RELS 100 Study Guide for Judaism Unit
RELS 100 Study Guide for Judaism Unit RELS 100
Popular in Introduction to Religion
Popular in Religious Studies
This 2 page Study Guide was uploaded by Analise Lombardo on Thursday March 3, 2016. The Study Guide belongs to RELS 100 at California State University Chico taught by Patricia Lennon in Spring 2016. Since its upload, it has received 40 views. For similar materials see Introduction to Religion in Religious Studies at California State University Chico.
Reviews for RELS 100 Study Guide for Judaism Unit
Report this Material
What is Karma?
Karma is the currency of StudySoup.
You can buy or earn more Karma at anytime and redeem it for class notes, study guides, flashcards, and more!
Date Created: 03/03/16
RELS 100 Judaism Exam Study Guide Spring 2016 Important terms & names (Know the definition of these words) Exodus Torah halakhah covenant Babylonian Exile prophets Mishnah Talmud kabbalah Sukkot Sabbath Yom Kippur Hanukkah Passover Rosh Hashanah kashrut circumcision bar mitzvah bat mitzvah Zionism Temple midrash mitzvah minyan Antiochus IV Hasidism Reform Orthodox Conservative Rebbe ketubbah shivah ritual yarmulke reconstruction Shabbat shul Rabbi rebbe Pittsburgh Platform People to Know Abraham, Moses, Isaac, Ishmael, Samson Raphael Hirsch, Solomon Schecter, Mordecai Kaplan, Theodore Herzl, Abraham Geiger, Baal Shem Tov Essay questions Be prepared for an essay question regarding: The significance of rituals Know specific rituals and traditions of the Jewish religion and how they connect Jews to central stories of their tradition The various modern Jewish movements (e.g. Reform, Orthodox, etc.) • Know the similarities and differences between Jewish movements (e.g. lenient & strict) The laws of Judaism (halakhah) Be sure to understand the importance of halakhah Use examples from readings and videos from class 5 Jewish Movements Hasidism: Baal Shem Tovthholiness in everyday life; mitzvot “lift the sparks”; traditional 18 c. dress; most strict today Orthodox: Samson Raphael Hirsch; don’t subordinate halakhah to progress; adapt to modernity, but keep halakhah laws, strict roles for women (they cannot be rabbis) Conservative: Solomon Schecter; Jewish Theological Seminary, American Compromise, halakhah can change with consent of community Reform: Abraham Geiger, progress through history, ethical monotheism Reconstruction: Mordecai Kaplan, Judaism as Civilization, Jewish community centers, bring together secular and religious Jews, moral laws are more important than ritual laws, women can be rabbis
Are you sure you want to buy this material for
You're already Subscribed!
Looks like you've already subscribed to StudySoup, you won't need to purchase another subscription to get this material.

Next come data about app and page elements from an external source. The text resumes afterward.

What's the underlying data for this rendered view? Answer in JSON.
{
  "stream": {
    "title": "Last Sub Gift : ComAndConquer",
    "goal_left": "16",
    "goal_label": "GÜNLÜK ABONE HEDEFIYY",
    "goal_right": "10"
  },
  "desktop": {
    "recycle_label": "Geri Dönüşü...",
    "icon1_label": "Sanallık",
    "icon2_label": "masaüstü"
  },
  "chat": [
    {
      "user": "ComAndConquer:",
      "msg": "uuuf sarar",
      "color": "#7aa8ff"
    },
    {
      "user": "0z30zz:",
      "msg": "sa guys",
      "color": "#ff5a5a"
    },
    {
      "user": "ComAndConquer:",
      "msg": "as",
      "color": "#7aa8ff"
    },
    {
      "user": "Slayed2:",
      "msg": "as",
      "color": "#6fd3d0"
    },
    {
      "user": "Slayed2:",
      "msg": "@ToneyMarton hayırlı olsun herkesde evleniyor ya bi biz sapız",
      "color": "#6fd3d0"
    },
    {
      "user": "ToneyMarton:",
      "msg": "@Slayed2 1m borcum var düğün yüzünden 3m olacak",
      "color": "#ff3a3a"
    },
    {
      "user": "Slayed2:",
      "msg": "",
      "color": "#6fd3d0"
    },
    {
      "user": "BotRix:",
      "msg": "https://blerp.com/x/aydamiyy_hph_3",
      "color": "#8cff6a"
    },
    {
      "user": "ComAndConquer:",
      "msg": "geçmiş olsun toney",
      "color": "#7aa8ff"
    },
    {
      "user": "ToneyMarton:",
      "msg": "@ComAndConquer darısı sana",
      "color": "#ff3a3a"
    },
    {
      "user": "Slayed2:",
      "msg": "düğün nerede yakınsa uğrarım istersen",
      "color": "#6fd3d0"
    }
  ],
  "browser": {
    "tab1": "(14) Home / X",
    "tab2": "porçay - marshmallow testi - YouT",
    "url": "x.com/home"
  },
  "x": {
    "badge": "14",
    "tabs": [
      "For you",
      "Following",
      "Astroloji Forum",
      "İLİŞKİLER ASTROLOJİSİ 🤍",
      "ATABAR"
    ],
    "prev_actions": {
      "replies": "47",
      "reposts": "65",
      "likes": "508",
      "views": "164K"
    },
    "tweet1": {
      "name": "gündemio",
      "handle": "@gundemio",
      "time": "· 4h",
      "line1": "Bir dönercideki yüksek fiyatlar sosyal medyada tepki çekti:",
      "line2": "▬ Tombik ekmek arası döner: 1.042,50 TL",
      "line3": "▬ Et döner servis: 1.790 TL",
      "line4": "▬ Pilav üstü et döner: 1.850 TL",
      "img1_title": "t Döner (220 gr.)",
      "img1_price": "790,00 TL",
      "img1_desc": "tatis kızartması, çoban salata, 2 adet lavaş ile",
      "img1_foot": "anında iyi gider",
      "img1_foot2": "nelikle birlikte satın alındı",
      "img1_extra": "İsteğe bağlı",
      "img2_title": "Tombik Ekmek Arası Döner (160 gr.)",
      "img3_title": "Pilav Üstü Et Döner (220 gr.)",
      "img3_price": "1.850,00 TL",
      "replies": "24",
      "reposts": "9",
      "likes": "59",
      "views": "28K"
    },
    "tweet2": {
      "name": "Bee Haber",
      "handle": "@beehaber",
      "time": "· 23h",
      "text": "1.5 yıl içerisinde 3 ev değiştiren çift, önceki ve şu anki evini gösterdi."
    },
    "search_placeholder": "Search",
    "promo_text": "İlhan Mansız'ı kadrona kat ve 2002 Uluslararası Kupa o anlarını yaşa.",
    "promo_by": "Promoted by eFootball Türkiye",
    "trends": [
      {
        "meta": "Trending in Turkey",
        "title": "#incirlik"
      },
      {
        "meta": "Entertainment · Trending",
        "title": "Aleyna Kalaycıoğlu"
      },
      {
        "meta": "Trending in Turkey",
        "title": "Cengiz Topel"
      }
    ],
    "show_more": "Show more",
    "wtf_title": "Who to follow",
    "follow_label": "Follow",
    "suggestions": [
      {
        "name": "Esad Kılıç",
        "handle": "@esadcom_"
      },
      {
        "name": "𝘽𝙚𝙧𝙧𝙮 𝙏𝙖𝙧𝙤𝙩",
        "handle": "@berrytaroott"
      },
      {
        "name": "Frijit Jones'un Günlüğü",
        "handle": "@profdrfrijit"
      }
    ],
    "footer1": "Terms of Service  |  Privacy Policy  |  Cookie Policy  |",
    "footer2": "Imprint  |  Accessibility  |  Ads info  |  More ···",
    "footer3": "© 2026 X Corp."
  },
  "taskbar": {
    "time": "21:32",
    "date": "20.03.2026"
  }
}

To access this material simply click 'View Full Document'